*WORK ORDER*: Go through the records and restate them word for word, omitting images.

*RECORDS FOR THIS EXERCISE*:

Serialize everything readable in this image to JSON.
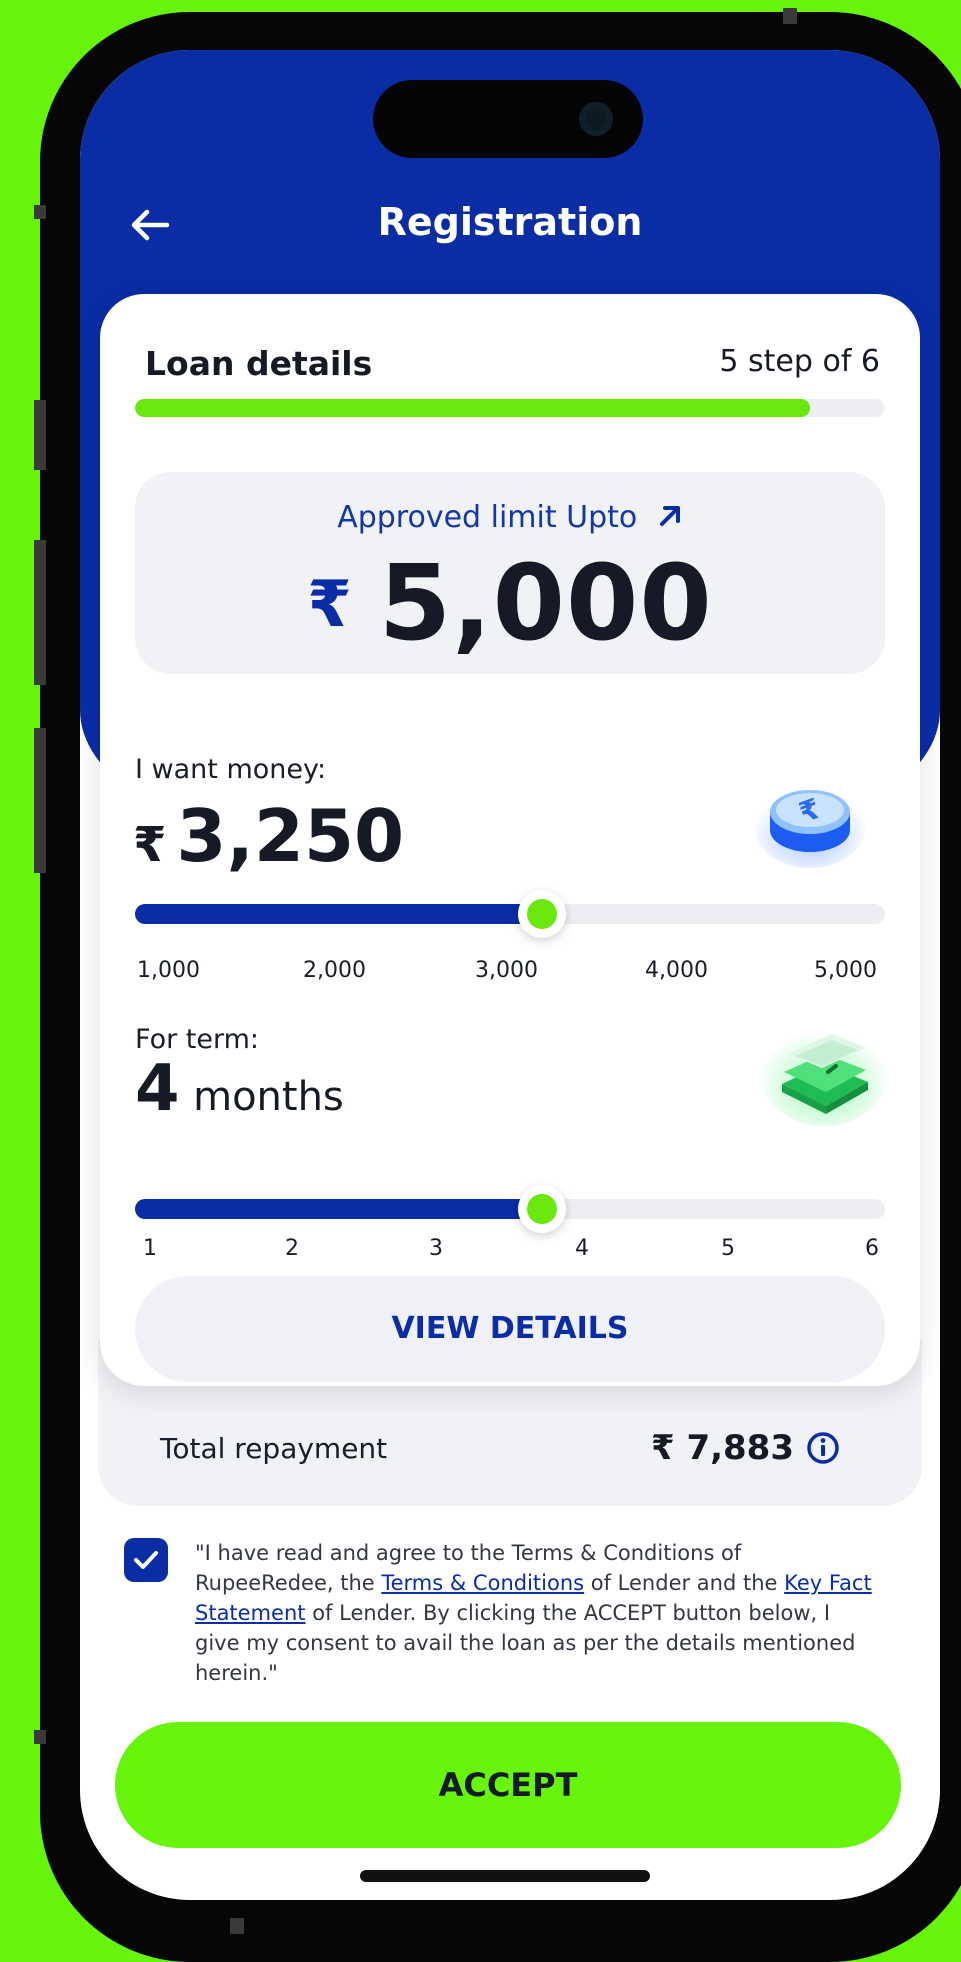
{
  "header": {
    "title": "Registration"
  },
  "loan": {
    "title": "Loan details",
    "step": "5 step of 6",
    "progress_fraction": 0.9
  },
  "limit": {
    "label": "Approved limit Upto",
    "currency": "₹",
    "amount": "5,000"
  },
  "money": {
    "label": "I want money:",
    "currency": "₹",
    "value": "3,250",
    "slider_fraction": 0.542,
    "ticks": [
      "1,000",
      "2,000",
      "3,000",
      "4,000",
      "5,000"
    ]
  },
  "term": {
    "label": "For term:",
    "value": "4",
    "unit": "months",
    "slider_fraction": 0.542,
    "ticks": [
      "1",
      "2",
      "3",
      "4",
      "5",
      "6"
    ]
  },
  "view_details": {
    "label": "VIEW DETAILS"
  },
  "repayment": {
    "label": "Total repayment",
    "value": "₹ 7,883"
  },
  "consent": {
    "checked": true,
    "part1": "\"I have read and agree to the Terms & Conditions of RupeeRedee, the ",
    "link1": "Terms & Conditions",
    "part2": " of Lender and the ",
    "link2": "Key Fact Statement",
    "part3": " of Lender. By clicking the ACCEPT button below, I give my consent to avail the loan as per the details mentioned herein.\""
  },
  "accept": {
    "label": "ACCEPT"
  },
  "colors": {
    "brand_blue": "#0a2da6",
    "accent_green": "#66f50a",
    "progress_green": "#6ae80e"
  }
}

*EXERCISE RESPONSE*:
Serialize everything readable in this image to JSON.
{
  "header": {
    "title": "Registration"
  },
  "loan": {
    "title": "Loan details",
    "step": "5 step of 6",
    "progress_fraction": 0.9
  },
  "limit": {
    "label": "Approved limit Upto",
    "currency": "₹",
    "amount": "5,000"
  },
  "money": {
    "label": "I want money:",
    "currency": "₹",
    "value": "3,250",
    "slider_fraction": 0.542,
    "ticks": [
      "1,000",
      "2,000",
      "3,000",
      "4,000",
      "5,000"
    ]
  },
  "term": {
    "label": "For term:",
    "value": "4",
    "unit": "months",
    "slider_fraction": 0.542,
    "ticks": [
      "1",
      "2",
      "3",
      "4",
      "5",
      "6"
    ]
  },
  "view_details": {
    "label": "VIEW DETAILS"
  },
  "repayment": {
    "label": "Total repayment",
    "value": "₹ 7,883"
  },
  "consent": {
    "checked": true,
    "part1": "\"I have read and agree to the Terms & Conditions of RupeeRedee, the ",
    "link1": "Terms & Conditions",
    "part2": " of Lender and the ",
    "link2": "Key Fact Statement",
    "part3": " of Lender. By clicking the ACCEPT button below, I give my consent to avail the loan as per the details mentioned herein.\""
  },
  "accept": {
    "label": "ACCEPT"
  },
  "colors": {
    "brand_blue": "#0a2da6",
    "accent_green": "#66f50a",
    "progress_green": "#6ae80e"
  }
}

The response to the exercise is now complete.